As they tolled up the mountainside it grew darker, and they noted that the sun had gone behind a mass of angry-looking clouds. Far off they heard a rumbling that betokened a thunderstorm.
"That storm is certainly coming," said Snap. "It won't be any fun to be caught up here either."
"Perhaps it will pass off to the westward," returned the doctor's son, hopefully. "The clouds seem to be moving In that direction."
They soon gained a point about on a level with the shelf of rocks upon which they had seen the bears, but some distance to the southward. Climbing now became difficult, and they had to help one another up the steep places. Once Whopper took a tumble and would have rolled down a long distance had not Shep caught him just in time.
"You want to be very careful," cautioned Snap. "A roll down the mountainside might mean death."
By the time they had reached a point about a hundred feet above the shelf of rocks they were so exhausted they had to sit down and rest. They were now on another shelf, and from this location could look out over the entire surface of Lake Narsac. Not a boat or a person was to be seen.

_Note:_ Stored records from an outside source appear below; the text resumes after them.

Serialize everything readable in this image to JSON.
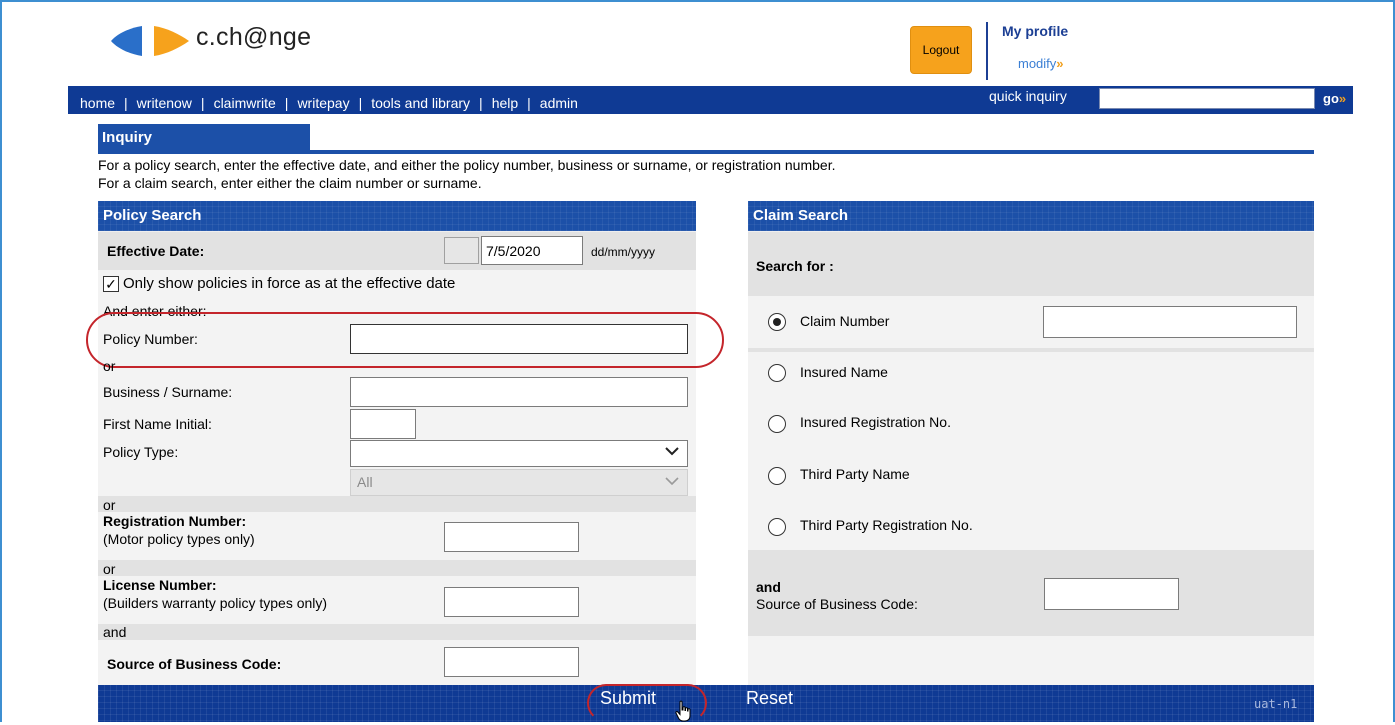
{
  "header": {
    "logo_text": "c.ch@nge",
    "logout_label": "Logout",
    "my_profile_label": "My profile",
    "modify_label": "modify",
    "modify_arrow": "»"
  },
  "nav": {
    "items": [
      "home",
      "writenow",
      "claimwrite",
      "writepay",
      "tools and library",
      "help",
      "admin"
    ],
    "quick_inquiry_label": "quick inquiry",
    "quick_inquiry_value": "",
    "go_label": "go",
    "go_arrow": "»"
  },
  "inquiry": {
    "title": "Inquiry",
    "instruction_policy": "For a policy search, enter the effective date, and either the policy number, business or surname, or registration number.",
    "instruction_claim": "For a claim search, enter either the claim number or surname."
  },
  "policy_search": {
    "title": "Policy Search",
    "effective_date_label": "Effective Date:",
    "effective_date_value": "7/5/2020",
    "date_format_hint": "dd/mm/yyyy",
    "only_inforce_label": "Only show policies in force as at the effective date",
    "only_inforce_checked": true,
    "and_enter_either": "And enter either:",
    "policy_number_label": "Policy Number:",
    "policy_number_value": "",
    "or_1": "or",
    "business_surname_label": "Business / Surname:",
    "business_surname_value": "",
    "first_name_initial_label": "First Name Initial:",
    "first_name_initial_value": "",
    "policy_type_label": "Policy Type:",
    "policy_type_value": "",
    "policy_subtype_value": "All",
    "or_2": "or",
    "registration_number_label": "Registration Number:",
    "registration_number_note": "(Motor policy types only)",
    "registration_number_value": "",
    "or_3": "or",
    "license_number_label": "License Number:",
    "license_number_note": "(Builders warranty policy types only)",
    "license_number_value": "",
    "and_label": "and",
    "source_business_label": "Source of Business Code:",
    "source_business_value": ""
  },
  "claim_search": {
    "title": "Claim Search",
    "search_for_label": "Search for :",
    "options": [
      "Claim Number",
      "Insured Name",
      "Insured Registration No.",
      "Third Party Name",
      "Third Party Registration No."
    ],
    "selected_option": "Claim Number",
    "claim_number_value": "",
    "and_label": "and",
    "source_business_label": "Source of Business Code:",
    "source_business_value": ""
  },
  "footer": {
    "submit_label": "Submit",
    "reset_label": "Reset",
    "environment": "uat-n1"
  },
  "colors": {
    "nav_blue": "#0f3a94",
    "panel_header_blue": "#1c50a8",
    "logout_orange": "#f6a21c",
    "annotation_red": "#c4252b"
  }
}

"This is certainly a lonely spot," was Snap's comment. "A hermit wouldn't wish for a more choice location."
"And he could get plenty of fish and game," added Whopper. "And berries too, when they were in season."
"And wild grapes, and honey," came from Giant. "But with all that, who would want to be a hermit?"

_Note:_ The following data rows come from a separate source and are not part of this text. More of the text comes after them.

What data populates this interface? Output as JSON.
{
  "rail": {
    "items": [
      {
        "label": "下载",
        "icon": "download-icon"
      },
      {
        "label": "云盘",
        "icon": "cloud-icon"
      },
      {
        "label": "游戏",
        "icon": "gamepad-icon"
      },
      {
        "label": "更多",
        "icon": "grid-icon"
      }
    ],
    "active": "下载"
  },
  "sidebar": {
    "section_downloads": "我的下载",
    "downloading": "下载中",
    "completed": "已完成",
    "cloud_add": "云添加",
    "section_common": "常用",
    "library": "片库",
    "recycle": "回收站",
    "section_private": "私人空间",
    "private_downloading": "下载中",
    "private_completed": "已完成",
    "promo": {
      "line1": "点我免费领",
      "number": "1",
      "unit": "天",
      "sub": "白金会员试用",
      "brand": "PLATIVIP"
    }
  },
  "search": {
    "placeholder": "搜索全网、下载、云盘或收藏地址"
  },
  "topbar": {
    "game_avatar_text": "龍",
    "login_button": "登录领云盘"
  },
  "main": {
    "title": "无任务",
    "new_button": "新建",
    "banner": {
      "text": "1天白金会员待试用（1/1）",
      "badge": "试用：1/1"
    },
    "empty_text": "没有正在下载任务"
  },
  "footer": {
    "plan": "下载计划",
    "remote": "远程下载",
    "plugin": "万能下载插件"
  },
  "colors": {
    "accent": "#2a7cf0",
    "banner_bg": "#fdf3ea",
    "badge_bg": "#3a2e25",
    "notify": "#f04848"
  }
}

"Not I," answered Snap. "An outing like this is all well enough, but when our vacation is at an end I'll be glad enough to get back home."
A few drops of rain were now coming down, but to these the young hunters paid no attention. Having gotten back their wind, they moved along with caution, their eyes wide open for another sight of the bears. Each wished for the honor of discovering the big game.
Presently little Giant held up his hand for the party to halt. He pointed to a spot a little below and to the right of them. There, on a flat rock, rested one of the bears, gnawing on a bone he held in his forefeet.
"Where is the other?" asked Whopper, in a whisper.
All looked around, but the second bear was nowhere in sight.
"Might as well get one, while we have the chance," said Snap. "Let us all fire at him at once. We'll be sure to lay him low. Then load up as quickly as you can, and we'll see if we can't stir up the second bear."
So it was arranged, and the four young hunters took careful aim at the creature on the rocks. It must be admitted that they were somewhat excited, for a bear is no mean creature to tackle and will sometimes put up a fierce fight to defend itself. But they steadied their nerves as much as possible, and Snap gave the order to fire.
Crack! bang! went the rifle and the shotguns, almost together, and as the smoke cleared away they saw the bear leap up, turn over and over on the rock, and then tumble down the mountainside.
"We've got him! We've got him!" yelled Giant, enthusiastically.
"Don't be so sure of it," said Snap.
"Oh, I am sure we hit him," said Whopper. "Why, I aimed right for his head."
"I know we hit him, but that isn't saying he is killed," said Shep. "Although by the way he rolled over I guess he was pretty badly wounded."
Having reloaded, they began to climb down the mountainside in the direction the bear had disappeared. They had gone less than two rods when Shep, who was in advance, let up a yell:
"Look out for the hole!"
"Where?" asked the others, but before the doctor's son could reply the others saw him sinking down. Then they felt themselves going down also.
"It must be the bears' den!" gasped Giant.
"If it is, we had better beware of the other bear," came from Whopper.
Down and down slid the four young hunters, until they landed on a pile of tree limbs and dead leaves. They had gone down in a hole a dozen feet in diameter and fifteen or more feet deep. This hole opened into a sort of cave and from the cave came a growl that fairly made their hair raise on end.
"It's the bears' den sure!" cried Whopper.
"Yes, and I hear the second bear!" gasped Shep. "Get ready to shoot him as soon as he appears!"
All scrambled to their feet and brought around their weapons, ready for use. They looked toward the cave-like opening and waited anxiously. Would the second bear leap out upon them and give them battle?